Saturday, May 4, 2013



Description: Mary Ann Vecchio gestures and screams as she kneels by the body of a student, Jeffrey Miller, lying face down on the campus of Kent State University, in Kent, Ohio. On publication, the image was retouched to remove the fencepost above Vecchio's head.
Source: © 1970 Valley News-Dispatch
Date: 1970-05-04

Forty-three years ago, I had dropped out of college for a semester and was working in a small family grocery store next to the Yale Co-op. Yale was already on strike in support of the Black Panthers on trial at the courthouse by the New Haven Green. It was a strange time. I had a completely different perspective on things now that I wasn't living on campus. I was staying with a seventy-eight year old widow, Marie Bronson, Mrs. Clarence Bronson, whose husband had been Yale Class of 1900. Two of Mrs. B's daughters had been friends of my father when he was at Yale Divinity in the 1930's. Marie became one of my best friends.
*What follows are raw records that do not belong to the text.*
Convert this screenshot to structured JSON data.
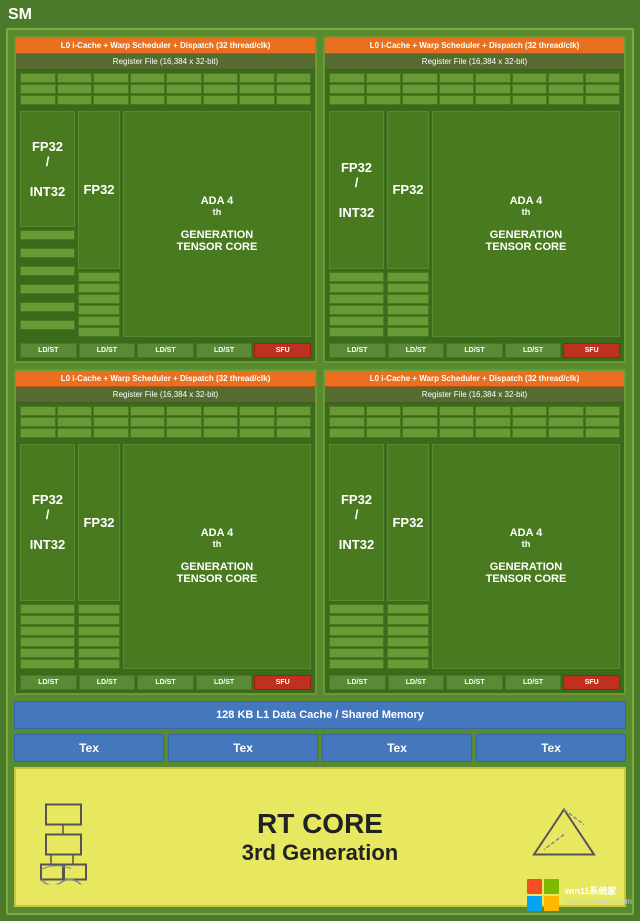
{
  "sm_label": "SM",
  "quadrants": [
    {
      "l0": "L0 i-Cache + Warp Scheduler + Dispatch (32 thread/clk)",
      "register_file": "Register File (16,384 x 32-bit)",
      "fp32_int32": "FP32\n/\nINT32",
      "fp32": "FP32",
      "ada": "ADA 4th\nGENERATION\nTENSOR CORE",
      "units": [
        "LD/ST",
        "LD/ST",
        "LD/ST",
        "LD/ST",
        "SFU"
      ]
    },
    {
      "l0": "L0 i-Cache + Warp Scheduler + Dispatch (32 thread/clk)",
      "register_file": "Register File (16,384 x 32-bit)",
      "fp32_int32": "FP32\n/\nINT32",
      "fp32": "FP32",
      "ada": "ADA 4th\nGENERATION\nTENSOR CORE",
      "units": [
        "LD/ST",
        "LD/ST",
        "LD/ST",
        "LD/ST",
        "SFU"
      ]
    },
    {
      "l0": "L0 i-Cache + Warp Scheduler + Dispatch (32 thread/clk)",
      "register_file": "Register File (16,384 x 32-bit)",
      "fp32_int32": "FP32\n/\nINT32",
      "fp32": "FP32",
      "ada": "ADA 4th\nGENERATION\nTENSOR CORE",
      "units": [
        "LD/ST",
        "LD/ST",
        "LD/ST",
        "LD/ST",
        "SFU"
      ]
    },
    {
      "l0": "L0 i-Cache + Warp Scheduler + Dispatch (32 thread/clk)",
      "register_file": "Register File (16,384 x 32-bit)",
      "fp32_int32": "FP32\n/\nINT32",
      "fp32": "FP32",
      "ada": "ADA 4th\nGENERATION\nTENSOR CORE",
      "units": [
        "LD/ST",
        "LD/ST",
        "LD/ST",
        "LD/ST",
        "SFU"
      ]
    }
  ],
  "l1_cache": "128 KB L1 Data Cache / Shared Memory",
  "tex_boxes": [
    "Tex",
    "Tex",
    "Tex",
    "Tex"
  ],
  "rt_core_title": "RT CORE",
  "rt_core_sub": "3rd Generation",
  "watermark_site": "win11系统家",
  "watermark_url": "www.relsound.com"
}
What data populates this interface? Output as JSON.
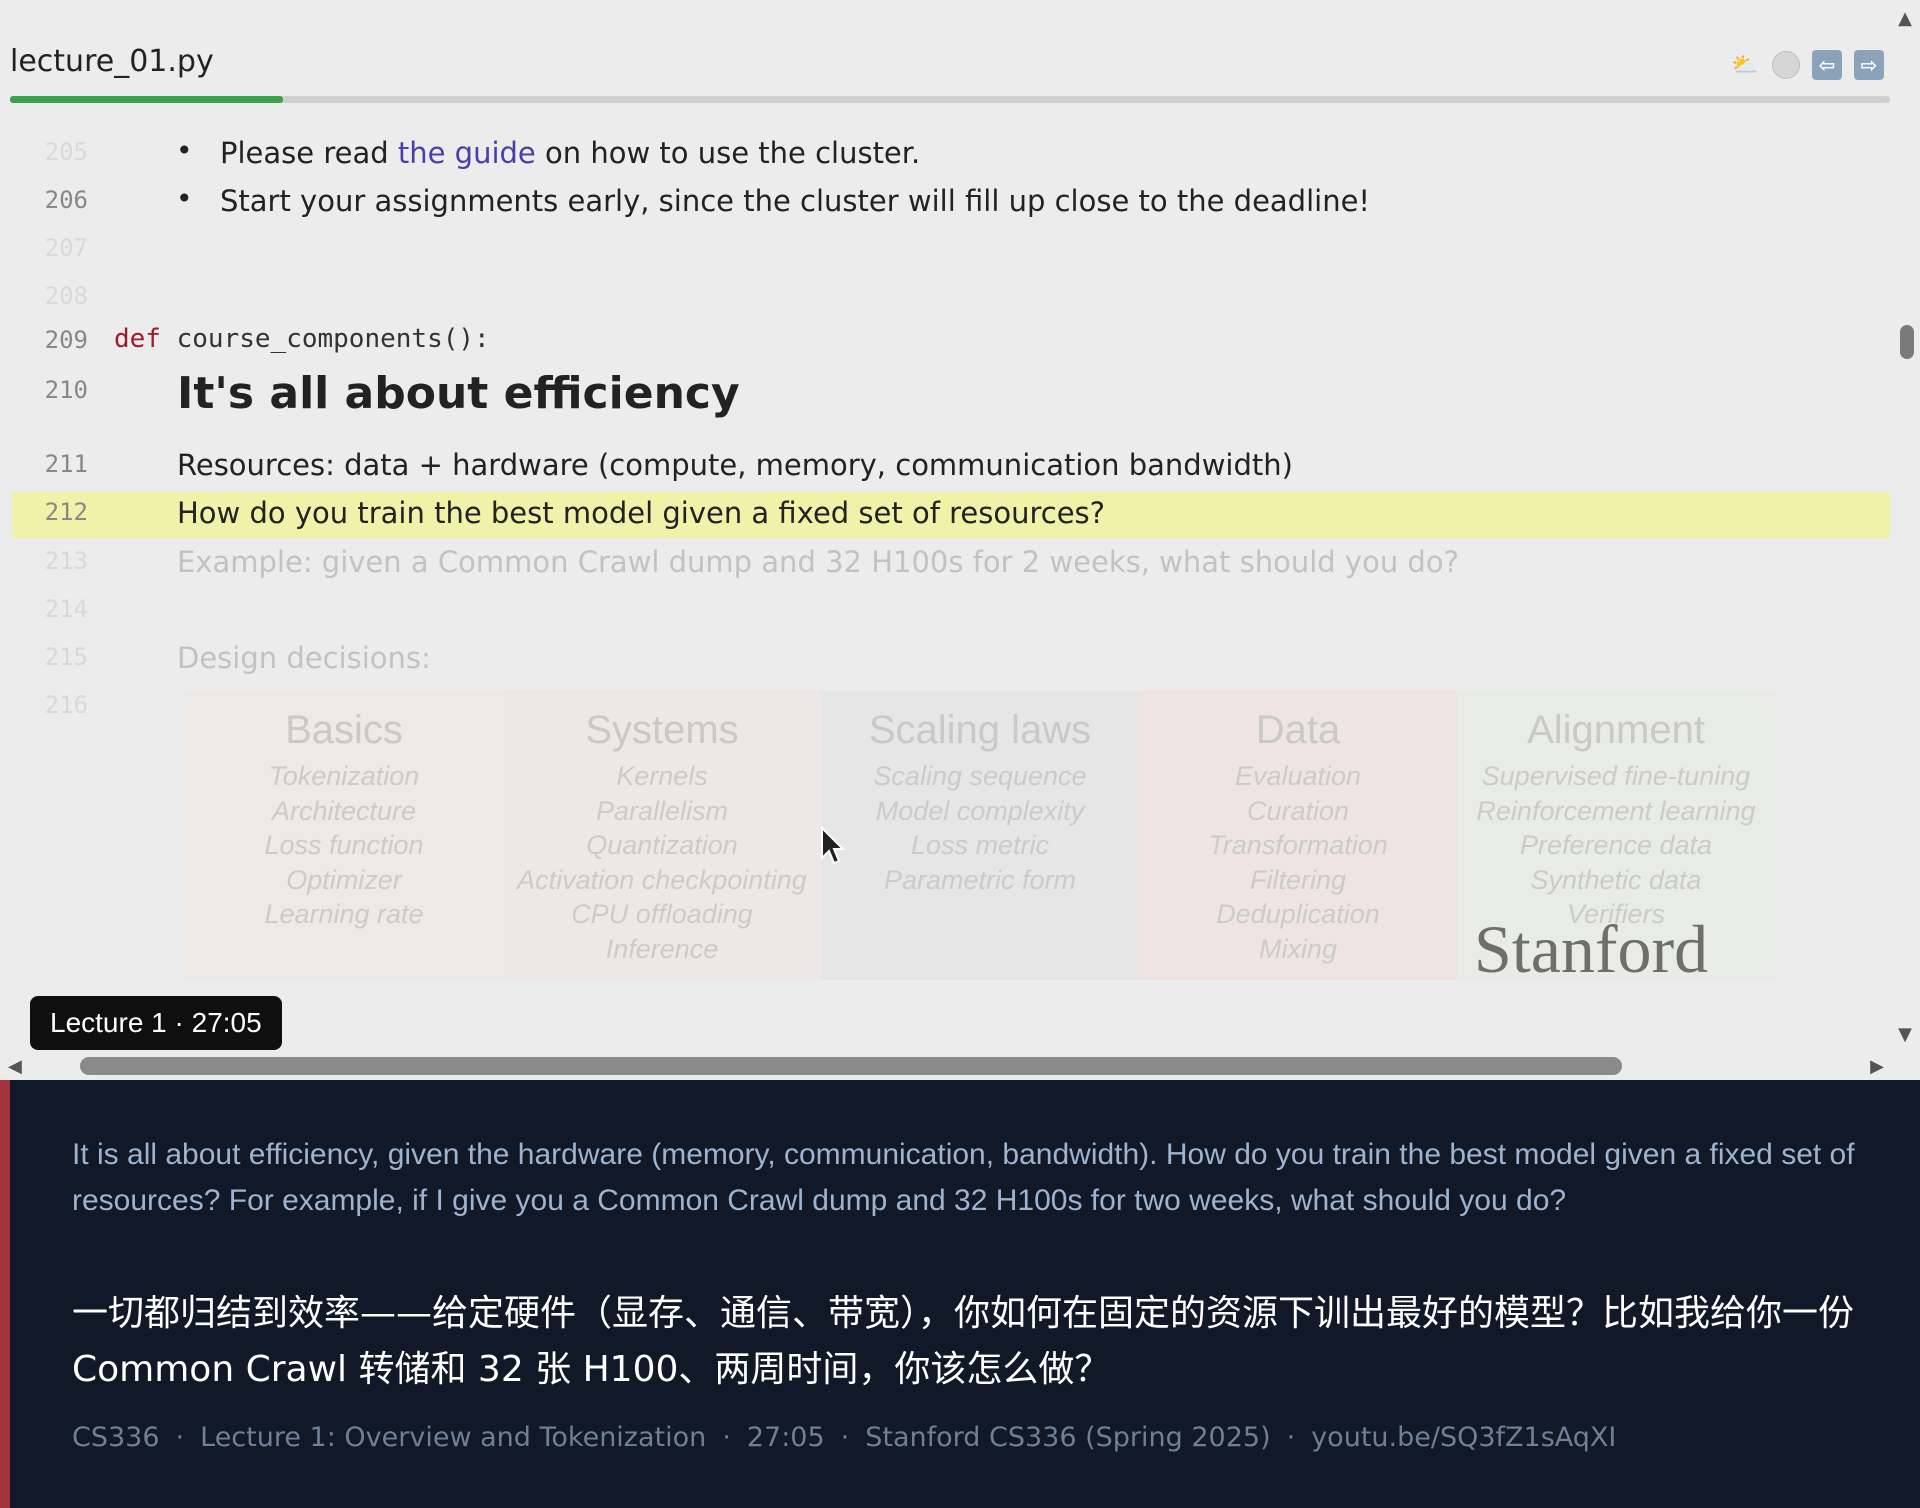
{
  "viewer": {
    "file_title": "lecture_01.py",
    "progress_percent": 14.5,
    "toolbar": {
      "weather_icon": "⛅",
      "back_icon": "⇦",
      "forward_icon": "⇨"
    }
  },
  "code": {
    "l205": {
      "num": "205",
      "before": "Please read ",
      "link": "the guide",
      "after": " on how to use the cluster."
    },
    "l206": {
      "num": "206",
      "text": "Start your assignments early, since the cluster will fill up close to the deadline!"
    },
    "l207": {
      "num": "207"
    },
    "l208": {
      "num": "208"
    },
    "l209": {
      "num": "209",
      "keyword": "def",
      "code": "course_components():"
    },
    "l210": {
      "num": "210",
      "text": "It's all about efficiency"
    },
    "l211": {
      "num": "211",
      "text": "Resources: data + hardware (compute, memory, communication bandwidth)"
    },
    "l212": {
      "num": "212",
      "text": "How do you train the best model given a fixed set of resources?"
    },
    "l213": {
      "num": "213",
      "text": "Example: given a Common Crawl dump and 32 H100s for 2 weeks, what should you do?"
    },
    "l214": {
      "num": "214"
    },
    "l215": {
      "num": "215",
      "text": "Design decisions:"
    },
    "l216": {
      "num": "216"
    }
  },
  "decisions": [
    {
      "title": "Basics",
      "items": [
        "Tokenization",
        "Architecture",
        "Loss function",
        "Optimizer",
        "Learning rate"
      ]
    },
    {
      "title": "Systems",
      "items": [
        "Kernels",
        "Parallelism",
        "Quantization",
        "Activation checkpointing",
        "CPU offloading",
        "Inference"
      ]
    },
    {
      "title": "Scaling laws",
      "items": [
        "Scaling sequence",
        "Model complexity",
        "Loss metric",
        "Parametric form"
      ]
    },
    {
      "title": "Data",
      "items": [
        "Evaluation",
        "Curation",
        "Transformation",
        "Filtering",
        "Deduplication",
        "Mixing"
      ]
    },
    {
      "title": "Alignment",
      "items": [
        "Supervised fine-tuning",
        "Reinforcement learning",
        "Preference data",
        "Synthetic data",
        "Verifiers"
      ]
    }
  ],
  "watermark": "Stanford",
  "badge": "Lecture 1 · 27:05",
  "caption": {
    "english": "It is all about efficiency, given the hardware (memory, communication, bandwidth). How do you train the best model given a fixed set of resources? For example, if I give you a Common Crawl dump and 32 H100s for two weeks, what should you do?",
    "chinese": "一切都归结到效率——给定硬件（显存、通信、带宽），你如何在固定的资源下训出最好的模型？比如我给你一份 Common Crawl 转储和 32 张 H100、两周时间，你该怎么做？",
    "meta": {
      "course": "CS336",
      "lecture": "Lecture 1: Overview and Tokenization",
      "time": "27:05",
      "series": "Stanford CS336 (Spring 2025)",
      "link": "youtu.be/SQ3fZ1sAqXI",
      "separator": "·"
    }
  },
  "colors": {
    "accent": "#a3333d",
    "progress": "#3aa24a",
    "highlight": "#eff2a8",
    "panel": "#111827"
  }
}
On May 1st, President Nixon ordered the invasion of Cambodia (which ended up completely destabilizing that country). There were demonstrations and strikes on campuses all around the U.S. On May 4th the Ohio National Guard overreacted to demonstrations at Kent State University. The result is shown in the photograph above.

Friday, May 3, 2013

MARCEL DUPRE ~ May 3, 1886 ~ May 30, 1971


Marcel Dupré (3 May 1886 – 30 May 1971) French organist, pianist, composer, and pedagogue.

GOYA'S Painting The Third of May, 1808

One of Napoleon's biggest mistakes was his interference in Spain, where he set his brother Joseph on the Spanish throne. French brutality against nationalist partisans helped foment united resistance to French rule, as was depicted by Francisco Jose de Goya in his painting above. The resulting Peninsula Wars gave Arthur Wellesley, the future Duke of Wellington, his first victories against the French Emperor.

Thursday, May 2, 2013

J. Edgar Hoover ~ January 1, 1895 ~ May 2, 1972 edgar-hoover-bulldog

John Edgar Hoover (January 1, 1895 – May 2, 1972) was the first Director of the Federal Bureau of Investigation (FBI) of the United States. Appointed director of the Bureau of Investigation—predecessor to the FBI—in 1924, he was instrumental in founding the FBI in 1935, where he remained director until his death in 1972. Hoover is credited with building the FBI into a large and efficient crime-fighting agency, and with instituting a number of modern innovations to police technology, such as a centralized fingerprint file and forensic laboratories.

Late in life, and after his death, Hoover became an increasingly controversial figure. His critics have accused him of exceeding the jurisdiction of the FBI. He used the FBI to harass political dissenters and activists, to amass secret files on political leaders, and to collect evidence using illegal methods. It is because of Hoover's long and controversial reign that FBI directors are now limited to 10-year terms.

Titian in the Frari (Venezia)